I heard a few rumors yesterday about this and just this morning saw a confirmed report on Search Engine Watch posted sometime yesterday by Danny Sullivan. Twenty minutes ago I had no idea what this was, but now after reading up on it in a few places let me share the jist of it.
Blogs, forums and virtually any other tool or component on the internet that allow visitors to a website to easily add to the content of that website are often quite succeptable to link bombing or Link-SPAM. SPAM in this case is not referring to unwanted emails, but rather equally annoying unwanted forum posts or blog comments that are not on topic and are contributed for the sole purpose of advertising one’s website via a link in that post or comment.
But they aren’t really advertising in the same way SPAM emails are. For the emails, the goal is to send out enough emails that at least a few people will take a direct action – buy some “pharmaceuticals”, or play some online poker, or contact someone about refinancing their mortgage. The email itself is the primary interaction with the target market (probably not even appropriately called “target” market in this case, but let’s move on). With Link Spamming, the sole purpose here is to generate a large volume of links across various websites all pointing back to the website run or being promoted by the spammer.
Why? Well link popularity, which in essence is a measure of the number of links from various sites pointing to a given website, mixed with a measure of the quality of the sites linking – is an important factor in the ranking of websites for the major search engines.

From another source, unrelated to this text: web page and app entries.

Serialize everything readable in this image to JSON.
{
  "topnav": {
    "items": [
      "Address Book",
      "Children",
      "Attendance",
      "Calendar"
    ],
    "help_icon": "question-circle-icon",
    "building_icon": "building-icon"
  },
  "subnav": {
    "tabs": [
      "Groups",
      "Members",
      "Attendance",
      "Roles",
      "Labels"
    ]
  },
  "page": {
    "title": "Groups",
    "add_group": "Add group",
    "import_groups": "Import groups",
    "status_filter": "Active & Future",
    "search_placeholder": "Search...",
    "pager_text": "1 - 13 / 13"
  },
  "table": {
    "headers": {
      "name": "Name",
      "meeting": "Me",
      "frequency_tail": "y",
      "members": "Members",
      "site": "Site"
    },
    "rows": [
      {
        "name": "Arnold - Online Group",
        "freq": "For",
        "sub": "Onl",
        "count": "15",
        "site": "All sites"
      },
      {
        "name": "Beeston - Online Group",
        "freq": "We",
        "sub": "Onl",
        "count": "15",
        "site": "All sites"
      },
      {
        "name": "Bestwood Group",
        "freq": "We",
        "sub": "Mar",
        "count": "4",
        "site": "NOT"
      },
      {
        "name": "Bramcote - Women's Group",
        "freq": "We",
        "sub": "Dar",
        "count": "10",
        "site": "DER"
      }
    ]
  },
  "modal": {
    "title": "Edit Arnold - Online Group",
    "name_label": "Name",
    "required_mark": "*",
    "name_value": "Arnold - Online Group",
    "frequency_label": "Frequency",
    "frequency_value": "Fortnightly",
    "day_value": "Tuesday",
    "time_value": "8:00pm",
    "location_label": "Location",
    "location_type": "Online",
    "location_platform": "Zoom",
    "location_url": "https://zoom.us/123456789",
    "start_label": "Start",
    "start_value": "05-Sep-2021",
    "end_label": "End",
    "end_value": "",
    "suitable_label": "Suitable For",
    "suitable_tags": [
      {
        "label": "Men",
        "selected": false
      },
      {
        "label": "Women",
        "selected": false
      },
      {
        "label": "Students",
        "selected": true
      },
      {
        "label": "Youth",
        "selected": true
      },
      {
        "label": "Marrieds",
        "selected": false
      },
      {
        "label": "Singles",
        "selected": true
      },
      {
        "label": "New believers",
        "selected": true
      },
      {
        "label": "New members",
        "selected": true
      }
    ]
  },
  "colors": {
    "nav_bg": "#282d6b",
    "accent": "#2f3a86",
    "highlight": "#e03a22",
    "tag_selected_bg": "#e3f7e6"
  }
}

Google, especially, rewards websites that have lots of inbound links, especially when they are from other sites that are seen as high quality and seen as dealing with the same general topic (relevance). In addition, the anchor text – which is the text or words that are actually clickable by the user – also can impact the ranking of the site being linked to. By linking to a website as follows:
…and another great site (blatant self-promotion) is the Local Attorney Directory which lists lawyers by region and legal practice area…
… the search engines assume that the site relates to the anchor text used to link to it. In this case, they assume the website must have something to do with topics such as “attorney”, “directory”, “local” and even moreso “local attorney” and “attorney directory”. Indeed, although its still only a couple of months old, the new MSN search ranks this site as # 5 for local attorney. When the value of the new MSN (beta) will actually start contributing is another matter…
Okay now the skinny. Now you know why there is link spamming. And suffice it to say that this is already a major headache for site owners – who have to deal with unwanted and off-topic comments and such, and for the search engines who clearly do not want these spammy links to be credited in the same way legitimate links are – thus they have announced this attribute as a way to help limit the artificial manipulation of search results via link spam.
The attribute is simply a small piece of code that is added to the HTML code that signals a link. Just add rel=”nofollow” either before or after the href=”http://www.website.com” in your A HREF link tag.
This tag tells the search engines that you have not evaluated this link or added it yourself, but rather it has been contributed by an outside party who does not regularly maintain this website. If you wish to validate a link, you can simply remove or not add the code and the link will be counted as a “normal” link. If the attribute is in place, the search engines will not follow the link, will not credit the link in rankings (or PageRank), and will not credit the anchor text in rankings. (At least Google will not do this, but assume virtually the same treatment from the others.)
What’s particularly impressive is that this standard has been identified and agreed upon by Google, Yahoo and MSN – marking a rare collaboration of the major search engines for the betterment of the industry. Which gets me to thinking… Is search engine optimization really an industry? Ask Seth Godin about SEO in July of 2004, or ask him about SEO 6 months later. I think he’s starting to change his mind, although in fairness the industry is maturing in many ways and now warrants more credibility than it did even 6 months or 1 year ago.